The Metaverse Enterprise can be very expensive. In addition to the expenditures mentioned above, it should be added that companies do not always have the right staff with the right skills. By increasing the Enterprise Metaverse use cases (in-house training, collaboration, customer engagement, corporate events...) and the quality of the experience, the company's financial commitment becomes increasingly challenging, and ROI is likely to become uncertain, at least in the short run.
How to enter the Metaverse: an opportunity for all companies
To respond to the question "How to enter the Metaverse", it is crucial for companies to evaluate all cost sources and realization times relating to their strategy.
On the other hand, the Metaverse should not be available exclusively to major international brands with huge budgets, but rather it should be an opportunity for all companies. In this sense, Software-as-a-service (SaaS) platforms are emerging as great opportunities. They can reduce most of the project's cost items and execution times while providing satisfying and immersive experiences. The first major benefit of these platforms is their ease of use. As cloud-based services, they do not require local installations or dedicated IT staff for updates and maintenance, nor do they require investments in hardware. Ease of use is also guaranteed by a low-code approach while hosting is included in the platform cost with an as-a-service pricing model.
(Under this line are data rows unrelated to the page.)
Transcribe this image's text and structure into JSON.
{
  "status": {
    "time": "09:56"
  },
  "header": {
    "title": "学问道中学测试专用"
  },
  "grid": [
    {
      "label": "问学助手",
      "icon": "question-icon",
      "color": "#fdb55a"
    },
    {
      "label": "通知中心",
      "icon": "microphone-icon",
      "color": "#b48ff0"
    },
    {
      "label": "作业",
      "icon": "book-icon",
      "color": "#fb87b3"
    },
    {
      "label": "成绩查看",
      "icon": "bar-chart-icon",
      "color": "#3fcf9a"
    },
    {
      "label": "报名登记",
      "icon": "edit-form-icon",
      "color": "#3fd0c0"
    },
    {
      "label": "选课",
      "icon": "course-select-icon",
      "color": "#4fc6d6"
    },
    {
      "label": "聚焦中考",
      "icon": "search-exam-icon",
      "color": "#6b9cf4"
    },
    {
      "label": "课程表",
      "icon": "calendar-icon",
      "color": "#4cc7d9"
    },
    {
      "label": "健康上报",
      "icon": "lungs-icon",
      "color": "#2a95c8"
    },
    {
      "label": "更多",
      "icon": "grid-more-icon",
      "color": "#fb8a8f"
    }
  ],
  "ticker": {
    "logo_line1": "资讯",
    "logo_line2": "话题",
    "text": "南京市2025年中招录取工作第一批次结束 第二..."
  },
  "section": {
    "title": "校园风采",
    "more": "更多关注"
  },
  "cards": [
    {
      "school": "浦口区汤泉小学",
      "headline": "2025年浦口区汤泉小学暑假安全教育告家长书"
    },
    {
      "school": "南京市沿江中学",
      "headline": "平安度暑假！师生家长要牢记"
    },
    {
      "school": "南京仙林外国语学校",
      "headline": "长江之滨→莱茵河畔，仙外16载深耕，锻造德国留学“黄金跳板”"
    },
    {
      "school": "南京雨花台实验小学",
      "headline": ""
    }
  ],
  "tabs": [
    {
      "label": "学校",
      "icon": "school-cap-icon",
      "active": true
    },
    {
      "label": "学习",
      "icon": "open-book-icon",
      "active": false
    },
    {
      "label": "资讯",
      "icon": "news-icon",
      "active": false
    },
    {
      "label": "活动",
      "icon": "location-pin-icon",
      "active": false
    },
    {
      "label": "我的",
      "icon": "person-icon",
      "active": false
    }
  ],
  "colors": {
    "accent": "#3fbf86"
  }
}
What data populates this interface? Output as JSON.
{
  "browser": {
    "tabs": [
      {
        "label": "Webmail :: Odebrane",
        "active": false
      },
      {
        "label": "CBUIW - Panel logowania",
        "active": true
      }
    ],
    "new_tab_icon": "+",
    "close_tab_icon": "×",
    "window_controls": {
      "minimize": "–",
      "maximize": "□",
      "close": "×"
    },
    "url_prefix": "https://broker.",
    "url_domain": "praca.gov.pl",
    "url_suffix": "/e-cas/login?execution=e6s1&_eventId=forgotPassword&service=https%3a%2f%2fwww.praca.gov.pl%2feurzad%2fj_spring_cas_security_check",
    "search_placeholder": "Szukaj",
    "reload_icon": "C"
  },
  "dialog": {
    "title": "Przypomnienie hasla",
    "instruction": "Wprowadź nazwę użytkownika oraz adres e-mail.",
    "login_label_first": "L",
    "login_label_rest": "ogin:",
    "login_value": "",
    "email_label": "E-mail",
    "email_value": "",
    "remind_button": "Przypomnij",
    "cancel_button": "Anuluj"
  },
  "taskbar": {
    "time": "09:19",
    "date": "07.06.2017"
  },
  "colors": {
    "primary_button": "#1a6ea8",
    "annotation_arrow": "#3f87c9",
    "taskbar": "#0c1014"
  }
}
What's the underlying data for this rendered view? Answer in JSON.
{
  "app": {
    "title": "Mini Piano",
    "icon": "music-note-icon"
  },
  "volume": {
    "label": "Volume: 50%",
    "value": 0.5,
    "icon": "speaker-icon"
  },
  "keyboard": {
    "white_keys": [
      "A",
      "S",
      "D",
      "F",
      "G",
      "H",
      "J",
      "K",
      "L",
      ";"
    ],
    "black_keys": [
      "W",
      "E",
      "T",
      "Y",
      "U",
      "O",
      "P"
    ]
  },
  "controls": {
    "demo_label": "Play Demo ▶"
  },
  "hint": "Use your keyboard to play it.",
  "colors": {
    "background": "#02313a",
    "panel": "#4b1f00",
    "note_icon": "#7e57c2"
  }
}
In this way, all companies can gradually make the Metaverse's advantages their own, with rapid and progressive adoption and continuously optimized costs.